Robert H. Shmerling, MD, Faculty Editor, Harvard Health Publications
As a doctor and a parent, I feel a certain obligation to model healthy behaviors. Even if I were neither, I’d do my best to make healthy choices. And, mostly, I do. I exercise regularly, I pay attention to what I eat and I try to eat reasonable portions of healthy foods. But I regularly break a cardinal rule of healthy living: I skip breakfast.
Is that so wrong? Apparently, most people think so. Ask anyone and my guess is that you’ll hear this a lot: “Everyone knows that breakfast is the most important meal of the day.” And it makes some sense. When you get up in the morning you’ve probably just endured the longest period of fasting for the day. And that’s probably true even if you’re a late night snacker (like me).
But, a new study suggests that skipping breakfast may not be as bad for you as commonly believed.
Researchers enrolled healthy kids, ages 8 to 10, and repeatedly measured attention, impulsiveness, memory, verbal learning, and speed of processing information. For each of these measures, the kids did no better (or worse) on the days they ate breakfast compared to the days they didn’t. Of course, this study only assessed the short-term impact of breakfast on healthy school-age kids. The findings could have been quite different if it included “habitual breakfast skippers,” adults, or people who don’t get adequate nutrition.

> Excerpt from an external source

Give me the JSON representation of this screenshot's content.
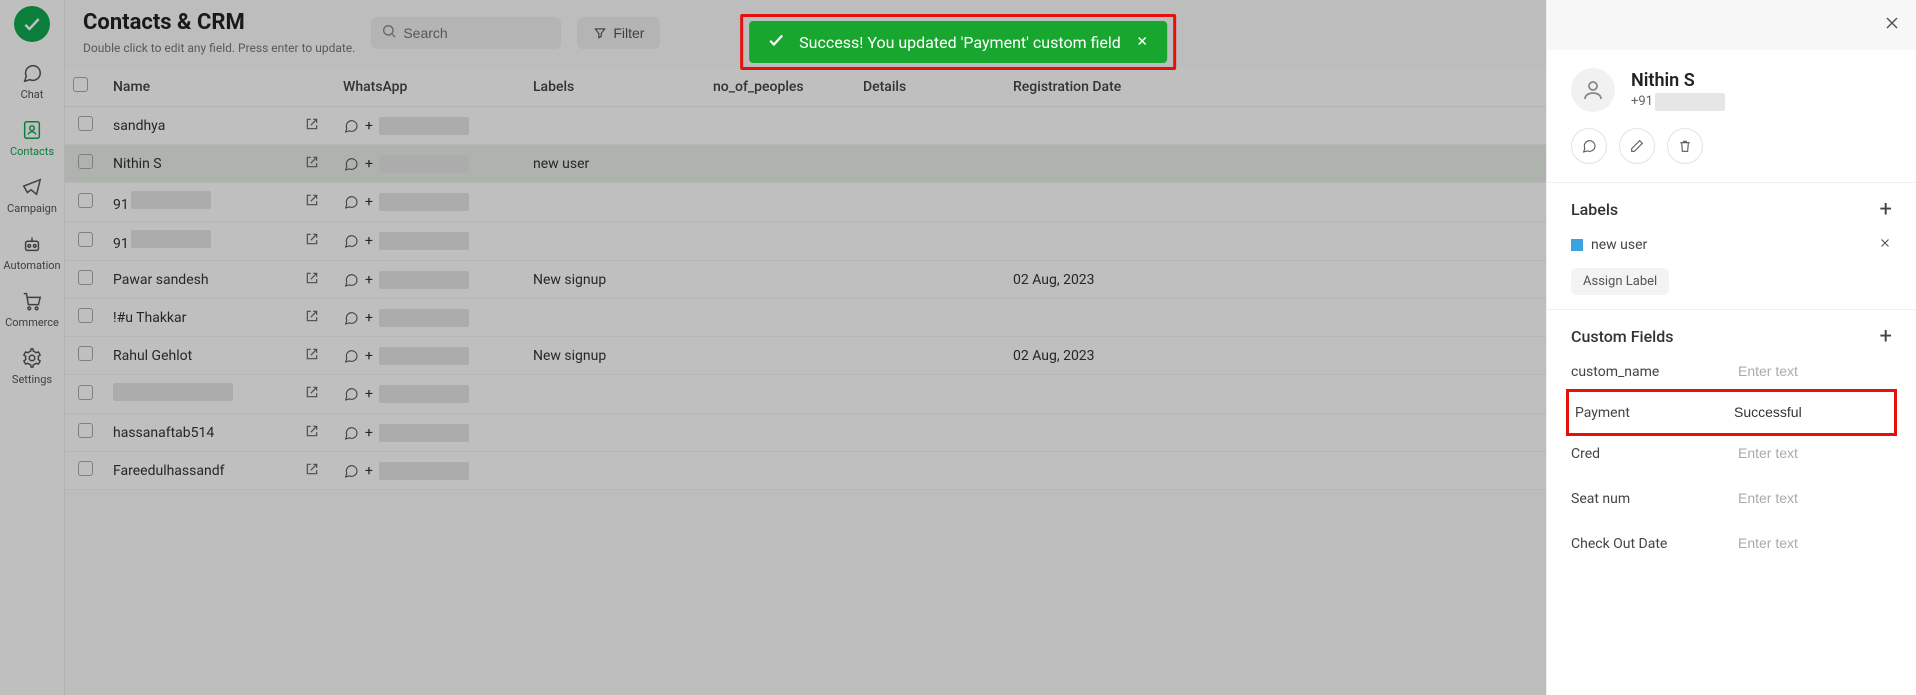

Robert H. Shmerling
What about past research?
Several past studies have demonstrated beneficial effects of eating breakfast on the academic performance, behavior, and psychological function of kids. But most of these studies were also short-term, small, and therefore not definitive. In fact, some of the largest and best studies showed no impact. The biggest benefits of breakfast have been noted among “nutritionally vulnerable” children — that is, kids with the poorest nutrition get the most from eating breakfast regularly.
Breakfast and weight: it’s complicated
Studies on adults are far fewer and the findings are similarly inconsistent and inconclusive. Several have examined the impact of eating breakfast on weight. It might seem counterintuitive that skipping a meal might lead to weight gain, but that’s just what a widely quoted 2007 study suggested: people who choose to skip breakfast tend to be overweight or obese significantly more often than those who eat breakfast. However, such studies have been criticized because of the real possibility that a factor other than breakfast habit might be responsible for the higher rates of obesity among breakfast skippers. Supporting this concern is a recent study finding that people who eat breakfast are more health conscious and exercise more regularly. While one of the largest studies to date found that eating breakfast had no consistent effect on rates of obesity or being overweight, a 2013 study found that adults who skipped breakfast actually consumed fewer calories by the end of the day.
The inconsistency noted in past research may be due to these recent observations:
people who skip breakfast tend to eat more than breakfast eaters later in the day
those who eat breakfast tend to be more physically active early in the day than breakfast skippers
some people actually lose weight when skipping breakfast, because even if they eat more at lunch, it’s often not enough to make up for the average breakfast.
These latest studies suggest that eating breakfast may not be as essential as many believe — but they are also unlikely to be the last words on the subject. We need more and better research into how breakfast (and other meals) affect health and disease. But, from the available evidence, I’d say the idea that breakfast is the most important meal of the day may be a myth. In fact, we should probably be paying more attention to what and how much we eat rather than focusing on when.
source: Harvard University